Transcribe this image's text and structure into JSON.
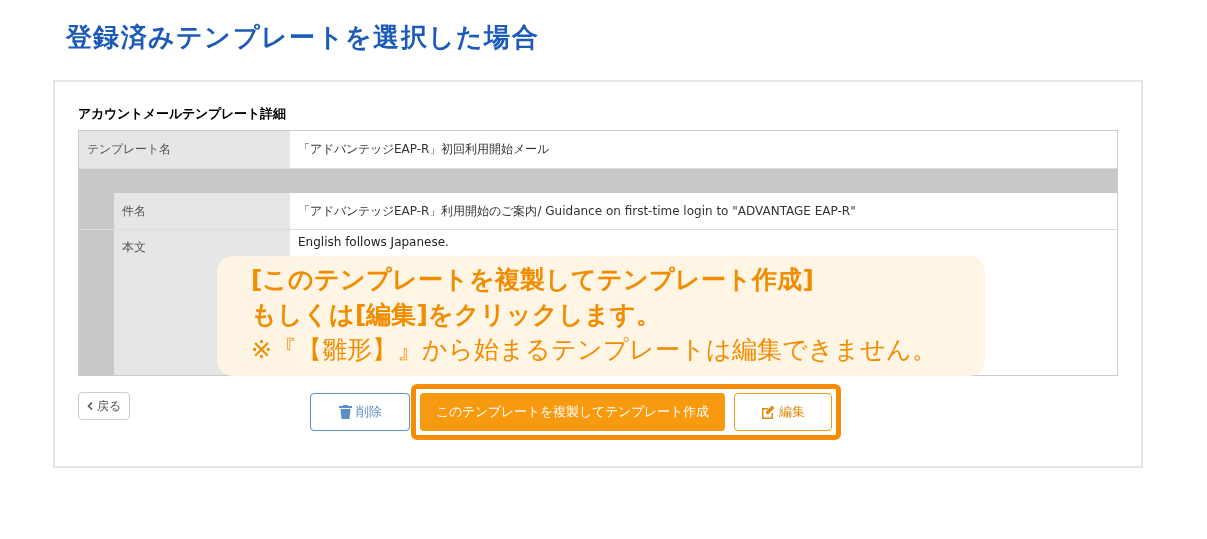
{
  "page_title": "登録済みテンプレートを選択した場合",
  "card": {
    "heading": "アカウントメールテンプレート詳細",
    "rows": [
      {
        "label": "テンプレート名",
        "value": "「アドバンテッジEAP-R」初回利用開始メール",
        "kind": "top"
      },
      {
        "label": "件名",
        "value": "「アドバンテッジEAP-R」利用開始のご案内/ Guidance on first-time login to \"ADVANTAGE EAP-R\"",
        "kind": "nested"
      },
      {
        "label": "本文",
        "value": "English follows Japanese.",
        "kind": "nested"
      }
    ]
  },
  "buttons": [
    {
      "kind": "back",
      "label": "戻る"
    },
    {
      "kind": "delete",
      "label": "削除"
    },
    {
      "kind": "primary",
      "label": "このテンプレートを複製してテンプレート作成"
    },
    {
      "kind": "edit",
      "label": "編集"
    }
  ],
  "callout": {
    "lines": [
      {
        "text": "[このテンプレートを複製してテンプレート作成]",
        "bold": true
      },
      {
        "text": "もしくは[編集]をクリックします。",
        "bold": true
      },
      {
        "text": "※『【雛形】』から始まるテンプレートは編集できません。",
        "bold": false
      }
    ]
  }
}
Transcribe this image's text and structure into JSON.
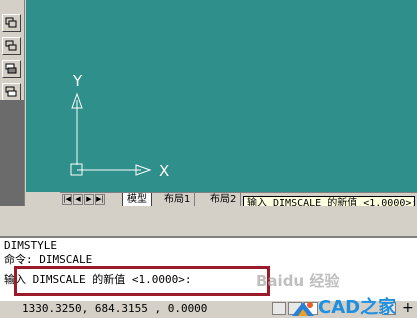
{
  "canvas": {
    "background": "#2f8f8a",
    "ucs": {
      "y_label": "Y",
      "x_label": "X"
    }
  },
  "layout_tabs": {
    "nav_first": "|◀",
    "nav_prev": "◀",
    "nav_next": "▶",
    "nav_last": "▶|",
    "tabs": [
      {
        "label": "模型",
        "active": true
      },
      {
        "label": "布局1",
        "active": false
      },
      {
        "label": "布局2",
        "active": false
      }
    ]
  },
  "tooltip": {
    "text": "输入 DIMSCALE 的新值 <1.0000>:"
  },
  "command_window": {
    "lines": [
      "DIMSTYLE",
      "命令: DIMSCALE",
      "输入 DIMSCALE 的新值 <1.0000>:"
    ],
    "highlight_color": "#9b1b2a"
  },
  "status_bar": {
    "coordinates": "1330.3250, 684.3155 , 0.0000"
  },
  "watermark": {
    "text": "Baidu 经验",
    "logo_text": "CAD之家"
  },
  "icons": {
    "toolbar": [
      "copy-icon",
      "block-icon",
      "layer-icon",
      "stack-icon"
    ]
  }
}
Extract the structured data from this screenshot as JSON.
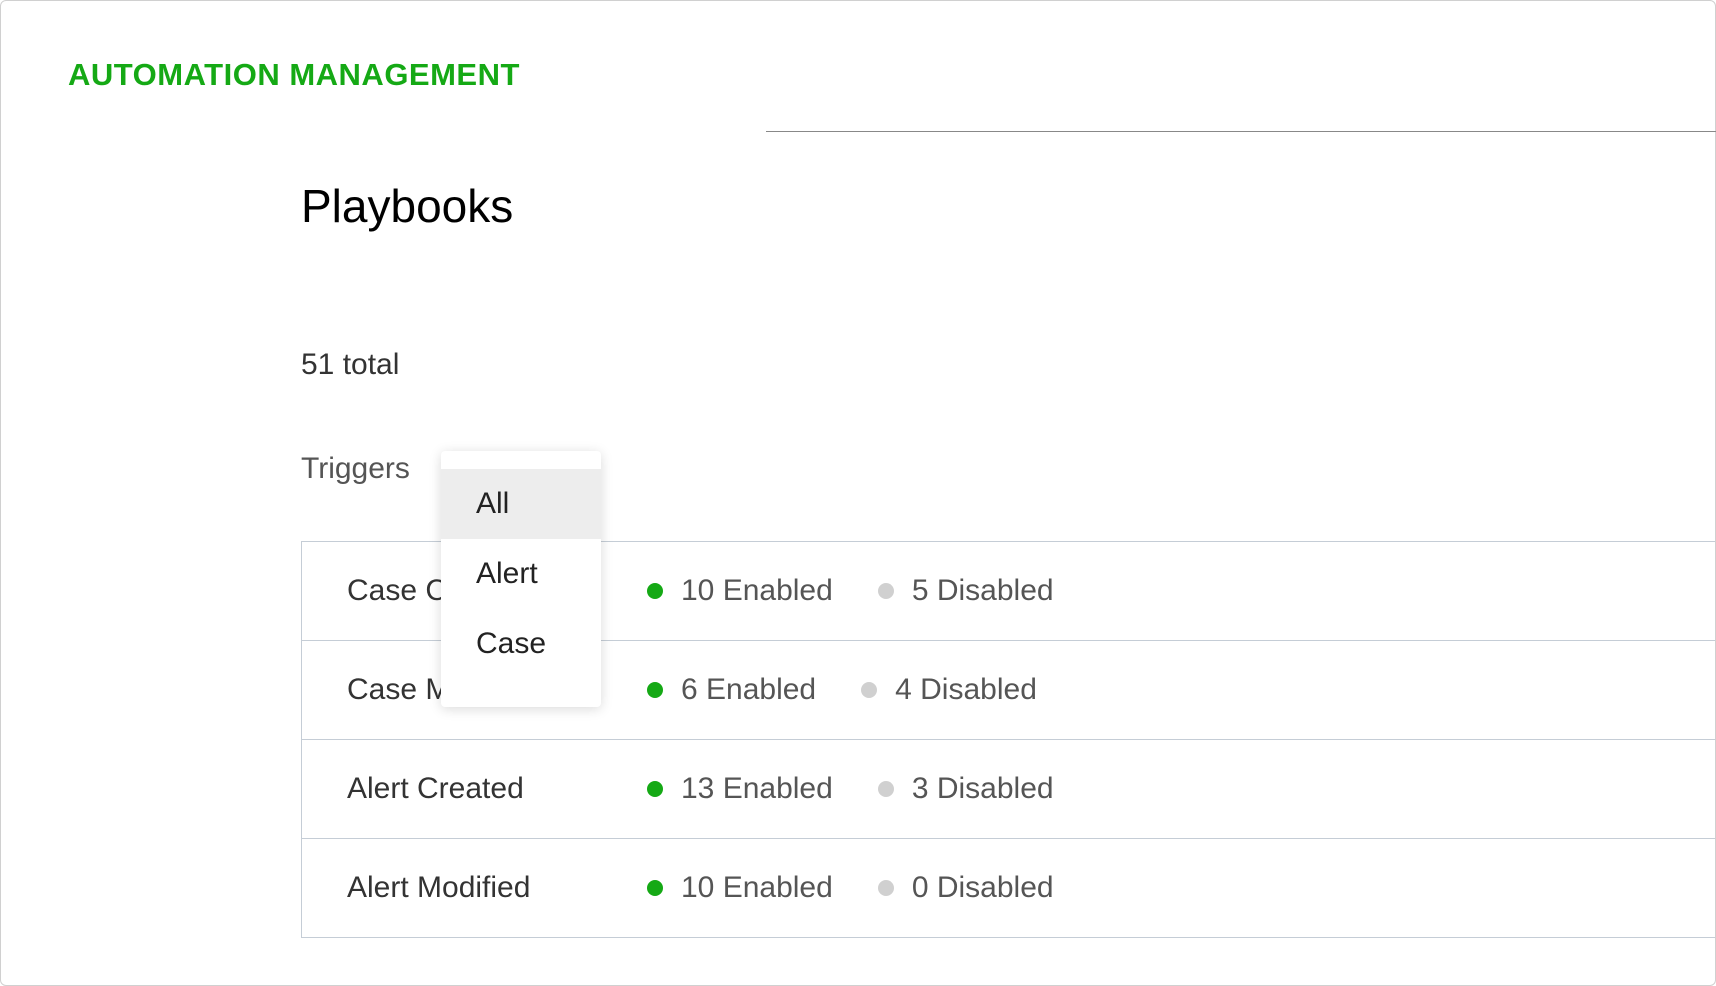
{
  "header": {
    "title": "AUTOMATION MANAGEMENT"
  },
  "page": {
    "title": "Playbooks",
    "total": "51 total",
    "triggers_label": "Triggers"
  },
  "dropdown": {
    "items": [
      {
        "label": "All",
        "selected": true
      },
      {
        "label": "Alert",
        "selected": false
      },
      {
        "label": "Case",
        "selected": false
      }
    ]
  },
  "rows": [
    {
      "name": "Case Created",
      "enabled": "10 Enabled",
      "disabled": "5 Disabled"
    },
    {
      "name": "Case Modified",
      "enabled": "6 Enabled",
      "disabled": "4 Disabled"
    },
    {
      "name": "Alert Created",
      "enabled": "13 Enabled",
      "disabled": "3 Disabled"
    },
    {
      "name": "Alert Modified",
      "enabled": "10 Enabled",
      "disabled": "0 Disabled"
    }
  ]
}
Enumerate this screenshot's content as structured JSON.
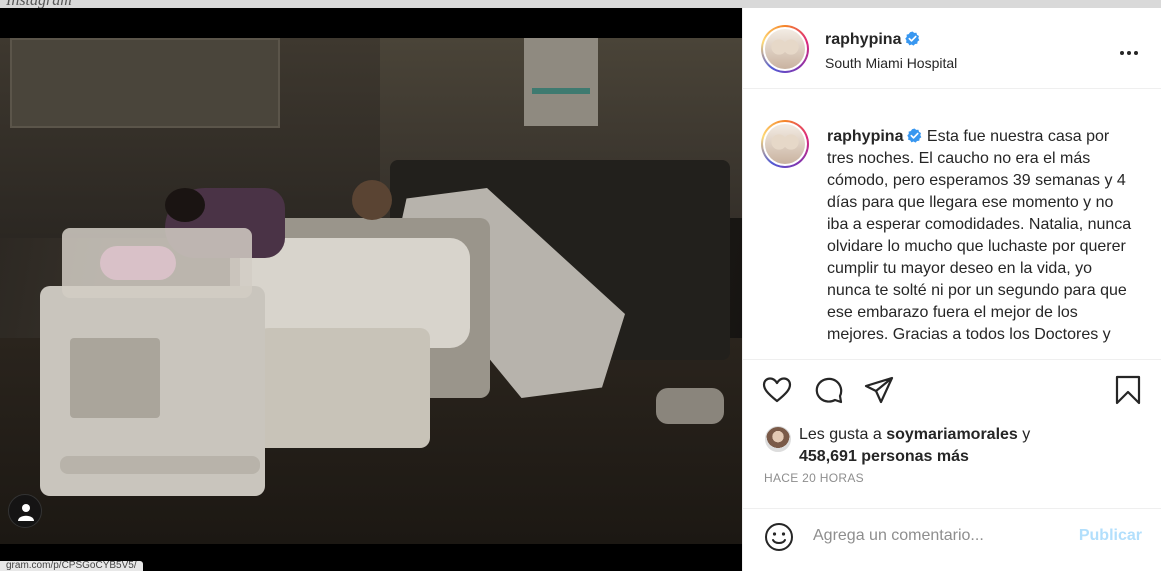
{
  "post": {
    "username": "raphypina",
    "verified": true,
    "location": "South Miami Hospital",
    "caption": "Esta fue nuestra casa por tres noches. El caucho no era el más cómodo, pero esperamos 39 semanas y 4 días para que llegara ese momento y no iba a esperar comodidades. Natalia, nunca olvidare lo mucho que luchaste por querer cumplir tu mayor deseo en la vida, yo nunca te solté ni por un segundo para que ese embarazo fuera el mejor de los mejores. Gracias a todos los Doctores y"
  },
  "likes": {
    "prefix": "Les gusta a",
    "liker": "soymariamorales",
    "suffix": "y",
    "others": "458,691 personas más"
  },
  "timestamp": "HACE 20 HORAS",
  "comment": {
    "placeholder": "Agrega un comentario...",
    "publish_label": "Publicar"
  },
  "status_url": "gram.com/p/CPSGoCYB5V5/",
  "colors": {
    "verified": "#3897f0",
    "publish_disabled": "#b2dffc",
    "secondary_text": "#8e8e8e"
  },
  "icons": {
    "like": "heart-icon",
    "comment": "comment-icon",
    "share": "paper-plane-icon",
    "save": "bookmark-icon",
    "more": "more-options-icon",
    "emoji": "emoji-icon",
    "photo_tag": "user-tag-icon"
  }
}
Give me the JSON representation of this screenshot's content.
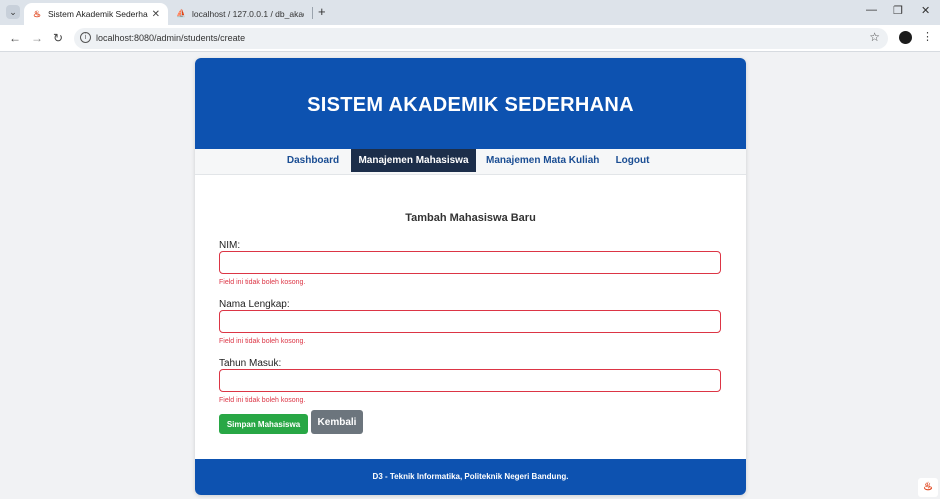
{
  "browser": {
    "tabs": [
      {
        "title": "Sistem Akademik Sederhana",
        "favicon": "codeigniter-flame-icon",
        "close": "✕"
      },
      {
        "title": "localhost / 127.0.0.1 / db_akade",
        "favicon": "phpmyadmin-sail-icon",
        "close": ""
      }
    ],
    "new_tab": "+",
    "url": "localhost:8080/admin/students/create",
    "window_controls": {
      "minimize": "—",
      "restore": "❐",
      "close": "✕"
    }
  },
  "header": {
    "title": "SISTEM AKADEMIK SEDERHANA"
  },
  "nav": {
    "items": [
      {
        "label": "Dashboard",
        "active": false
      },
      {
        "label": "Manajemen Mahasiswa",
        "active": true
      },
      {
        "label": "Manajemen Mata Kuliah",
        "active": false
      },
      {
        "label": "Logout",
        "active": false
      }
    ]
  },
  "form": {
    "title": "Tambah Mahasiswa Baru",
    "fields": [
      {
        "label": "NIM:",
        "value": "",
        "error": "Field ini tidak boleh kosong."
      },
      {
        "label": "Nama Lengkap:",
        "value": "",
        "error": "Field ini tidak boleh kosong."
      },
      {
        "label": "Tahun Masuk:",
        "value": "",
        "error": "Field ini tidak boleh kosong."
      }
    ],
    "submit_label": "Simpan Mahasiswa",
    "back_label": "Kembali"
  },
  "footer": {
    "text": "D3 - Teknik Informatika, Politeknik Negeri Bandung."
  },
  "colors": {
    "brand_blue": "#0d52b0",
    "nav_active": "#1c2e4a",
    "error_red": "#dc3545",
    "success_green": "#28a745",
    "secondary_gray": "#6c757d"
  }
}
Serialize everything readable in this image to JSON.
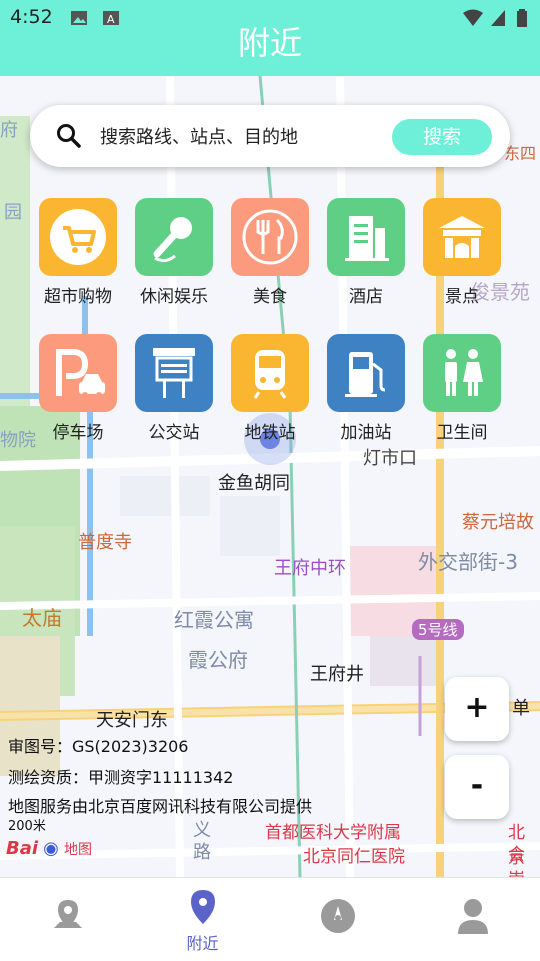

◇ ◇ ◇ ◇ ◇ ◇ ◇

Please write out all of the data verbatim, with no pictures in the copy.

_ANSWER:_
Transcribe this image's text and structure into JSON.
{
  "page_title": "登録済みテンプレートを選択した場合",
  "card": {
    "heading": "アカウントメールテンプレート詳細",
    "rows": [
      {
        "label": "テンプレート名",
        "value": "「アドバンテッジEAP-R」初回利用開始メール",
        "kind": "top"
      },
      {
        "label": "件名",
        "value": "「アドバンテッジEAP-R」利用開始のご案内/ Guidance on first-time login to \"ADVANTAGE EAP-R\"",
        "kind": "nested"
      },
      {
        "label": "本文",
        "value": "English follows Japanese.",
        "kind": "nested"
      }
    ]
  },
  "buttons": [
    {
      "kind": "back",
      "label": "戻る"
    },
    {
      "kind": "delete",
      "label": "削除"
    },
    {
      "kind": "primary",
      "label": "このテンプレートを複製してテンプレート作成"
    },
    {
      "kind": "edit",
      "label": "編集"
    }
  ],
  "callout": {
    "lines": [
      {
        "text": "[このテンプレートを複製してテンプレート作成]",
        "bold": true
      },
      {
        "text": "もしくは[編集]をクリックします。",
        "bold": true
      },
      {
        "text": "※『【雛形】』から始まるテンプレートは編集できません。",
        "bold": false
      }
    ]
  }
}
Transcribe this image's text and structure into JSON.
{
  "canvas": {
    "background": "#2f8f8a",
    "ucs": {
      "y_label": "Y",
      "x_label": "X"
    }
  },
  "layout_tabs": {
    "nav_first": "|◀",
    "nav_prev": "◀",
    "nav_next": "▶",
    "nav_last": "▶|",
    "tabs": [
      {
        "label": "模型",
        "active": true
      },
      {
        "label": "布局1",
        "active": false
      },
      {
        "label": "布局2",
        "active": false
      }
    ]
  },
  "tooltip": {
    "text": "输入 DIMSCALE 的新值 <1.0000>:"
  },
  "command_window": {
    "lines": [
      "DIMSTYLE",
      "命令: DIMSCALE",
      "输入 DIMSCALE 的新值 <1.0000>:"
    ],
    "highlight_color": "#9b1b2a"
  },
  "status_bar": {
    "coordinates": "1330.3250, 684.3155 , 0.0000"
  },
  "watermark": {
    "text": "Baidu 经验",
    "logo_text": "CAD之家"
  },
  "icons": {
    "toolbar": [
      "copy-icon",
      "block-icon",
      "layer-icon",
      "stack-icon"
    ]
  }
}
Extract the structured data from this screenshot as JSON.
{
  "header": {
    "title": "AUTOMATION MANAGEMENT"
  },
  "page": {
    "title": "Playbooks",
    "total": "51 total",
    "triggers_label": "Triggers"
  },
  "dropdown": {
    "items": [
      {
        "label": "All",
        "selected": true
      },
      {
        "label": "Alert",
        "selected": false
      },
      {
        "label": "Case",
        "selected": false
      }
    ]
  },
  "rows": [
    {
      "name": "Case Created",
      "enabled": "10 Enabled",
      "disabled": "5 Disabled"
    },
    {
      "name": "Case Modified",
      "enabled": "6 Enabled",
      "disabled": "4 Disabled"
    },
    {
      "name": "Alert Created",
      "enabled": "13 Enabled",
      "disabled": "3 Disabled"
    },
    {
      "name": "Alert Modified",
      "enabled": "10 Enabled",
      "disabled": "0 Disabled"
    }
  ]
}
Enumerate this screenshot's content as structured JSON.
{
  "post": {
    "username": "raphypina",
    "verified": true,
    "location": "South Miami Hospital",
    "caption": "Esta fue nuestra casa por tres noches. El caucho no era el más cómodo, pero esperamos 39 semanas y 4 días para que llegara ese momento y no iba a esperar comodidades. Natalia, nunca olvidare lo mucho que luchaste por querer cumplir tu mayor deseo en la vida, yo nunca te solté ni por un segundo para que ese embarazo fuera el mejor de los mejores. Gracias a todos los Doctores y"
  },
  "likes": {
    "prefix": "Les gusta a",
    "liker": "soymariamorales",
    "suffix": "y",
    "others": "458,691 personas más"
  },
  "timestamp": "HACE 20 HORAS",
  "comment": {
    "placeholder": "Agrega un comentario...",
    "publish_label": "Publicar"
  },
  "status_url": "gram.com/p/CPSGoCYB5V5/",
  "colors": {
    "verified": "#3897f0",
    "publish_disabled": "#b2dffc",
    "secondary_text": "#8e8e8e"
  },
  "icons": {
    "like": "heart-icon",
    "comment": "comment-icon",
    "share": "paper-plane-icon",
    "save": "bookmark-icon",
    "more": "more-options-icon",
    "emoji": "emoji-icon",
    "photo_tag": "user-tag-icon"
  }
}
Give me the JSON representation of this screenshot's content.
{
  "browser": {
    "tabs": [
      {
        "title": "Sistem Akademik Sederhana",
        "favicon": "codeigniter-flame-icon",
        "close": "✕"
      },
      {
        "title": "localhost / 127.0.0.1 / db_akade",
        "favicon": "phpmyadmin-sail-icon",
        "close": ""
      }
    ],
    "new_tab": "+",
    "url": "localhost:8080/admin/students/create",
    "window_controls": {
      "minimize": "—",
      "restore": "❐",
      "close": "✕"
    }
  },
  "header": {
    "title": "SISTEM AKADEMIK SEDERHANA"
  },
  "nav": {
    "items": [
      {
        "label": "Dashboard",
        "active": false
      },
      {
        "label": "Manajemen Mahasiswa",
        "active": true
      },
      {
        "label": "Manajemen Mata Kuliah",
        "active": false
      },
      {
        "label": "Logout",
        "active": false
      }
    ]
  },
  "form": {
    "title": "Tambah Mahasiswa Baru",
    "fields": [
      {
        "label": "NIM:",
        "value": "",
        "error": "Field ini tidak boleh kosong."
      },
      {
        "label": "Nama Lengkap:",
        "value": "",
        "error": "Field ini tidak boleh kosong."
      },
      {
        "label": "Tahun Masuk:",
        "value": "",
        "error": "Field ini tidak boleh kosong."
      }
    ],
    "submit_label": "Simpan Mahasiswa",
    "back_label": "Kembali"
  },
  "footer": {
    "text": "D3 - Teknik Informatika, Politeknik Negeri Bandung."
  },
  "colors": {
    "brand_blue": "#0d52b0",
    "nav_active": "#1c2e4a",
    "error_red": "#dc3545",
    "success_green": "#28a745",
    "secondary_gray": "#6c757d"
  }
}
Serialize everything readable in this image to JSON.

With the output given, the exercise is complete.